Published: Thursday, March 22, 2012
Updated: Thursday, March 22, 2012 16:03
They compared themselves to the Freedom Riders of the 1950s and ’60s, crusading for what they call “contemporary age discrimination.”
The Florida Justice Riders, launched by the Ohio-based nonprofit Created Equal, stopped at USF Wednesday as part of a statewide tour to speak out against abortion. They displayed
graphic posters in front of the Library and handed out flyers with quotes from Martin Luther King Jr. and images of dismembered fetuses to passersby.
“(Abortion) discriminates against the young because people say they aren’t as developed,” Created Equal Executive Director Mark Harrington said. “The same could be said of older people, because they’ve lost their capacity to participate in society and culture. We shouldn’t discriminate on that stuff, just like we don’t discriminate based on color — black and white — just like we don’t discriminate based on whether you’re Jew or Gentile or Protestant or Catholic or male or female.”
Harrington said the group hoped to spur civil discourse across campus to target a demographic likely to be at risk for unwanted pregnancies — college students. USF is the seventh campus the organization has stopped at on their state tour.
The images were graphic, Harrington said, but no different from the “dramatization” every other social reform movement has used.
Some students screamed at men standing near the displays, saying they had no right to treat women as “mere incubators” since they could not get pregnant.
“I’m not Jewish, but I’m not anti-Semitic, and I’m not black, but I’m against racism, and I’m not female, but I’m against sexism,” Harrington said. “Men don’t have a say? The problem is that men don’t own up to their responsibility.”
Debates spanned from philosophy to science, from opposites to middle ground, centering on the definitions of personhood and humanity.
“I’m here because my mother didn’t abort me,” Miguel Cabrera, a freshman majoring in business, said. “I think all babies should have the right to live.”

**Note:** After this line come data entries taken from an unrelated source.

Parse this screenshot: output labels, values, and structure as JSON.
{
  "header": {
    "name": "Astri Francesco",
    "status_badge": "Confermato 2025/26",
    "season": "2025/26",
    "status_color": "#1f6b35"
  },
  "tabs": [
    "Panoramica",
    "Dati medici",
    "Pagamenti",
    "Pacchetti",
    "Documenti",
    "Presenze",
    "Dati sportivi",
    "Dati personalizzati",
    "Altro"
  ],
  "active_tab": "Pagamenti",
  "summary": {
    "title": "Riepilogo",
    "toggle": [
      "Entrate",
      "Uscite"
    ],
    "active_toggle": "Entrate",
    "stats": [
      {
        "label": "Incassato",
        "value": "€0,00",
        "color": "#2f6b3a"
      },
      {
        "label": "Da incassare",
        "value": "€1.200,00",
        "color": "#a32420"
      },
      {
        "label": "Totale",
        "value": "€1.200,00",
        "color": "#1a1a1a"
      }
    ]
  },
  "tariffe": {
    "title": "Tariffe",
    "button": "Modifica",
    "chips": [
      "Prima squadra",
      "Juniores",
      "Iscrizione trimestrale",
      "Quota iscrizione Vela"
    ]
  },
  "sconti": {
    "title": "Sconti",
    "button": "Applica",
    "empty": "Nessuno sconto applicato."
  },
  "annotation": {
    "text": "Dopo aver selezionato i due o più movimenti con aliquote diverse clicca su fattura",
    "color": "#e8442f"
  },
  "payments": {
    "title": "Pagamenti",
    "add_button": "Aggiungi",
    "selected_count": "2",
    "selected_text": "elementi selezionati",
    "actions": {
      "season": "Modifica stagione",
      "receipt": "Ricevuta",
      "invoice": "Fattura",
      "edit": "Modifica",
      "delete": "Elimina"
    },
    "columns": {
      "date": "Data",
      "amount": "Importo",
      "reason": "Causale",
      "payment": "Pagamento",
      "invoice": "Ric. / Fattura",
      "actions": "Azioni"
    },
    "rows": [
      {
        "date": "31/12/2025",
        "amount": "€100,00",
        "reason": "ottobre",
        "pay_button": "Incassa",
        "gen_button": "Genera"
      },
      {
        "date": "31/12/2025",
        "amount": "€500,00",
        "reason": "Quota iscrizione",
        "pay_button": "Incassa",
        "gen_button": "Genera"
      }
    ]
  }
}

Mylanie Sanchez, a senior majoring in women’s and gender studies, disagreed with the “Justice Riders’” contentions that human life was defined as fertilized egg and sperm cells.
“I have a flu right now,” she said. “That has cells, but that doesn’t f------- make it a human.”
Sanchez, who stood with members of Planned Parenthood, handed out coupons to passersby to receive $10 off any Planned Parenthood service other than birth control or emergency contraception.
“We’re here to counter the sensationalism,” she said.
Justice Rider Rebekah Wright, a high school student who toured with the group during her spring break, said most people at USF were respectful of her views in comparison to other schools, where some people came up to her screaming and wanting to hit her.
“People tell me I’m a Nazi, and that I hate women and stuff, but I am a woman,” she said. “I plan to do this for the rest of my life, and I thought it would be a great experience.”
The Riders, who will be outside the Library today from 9 a.m. to 3 p.m. before leaving for Ocala.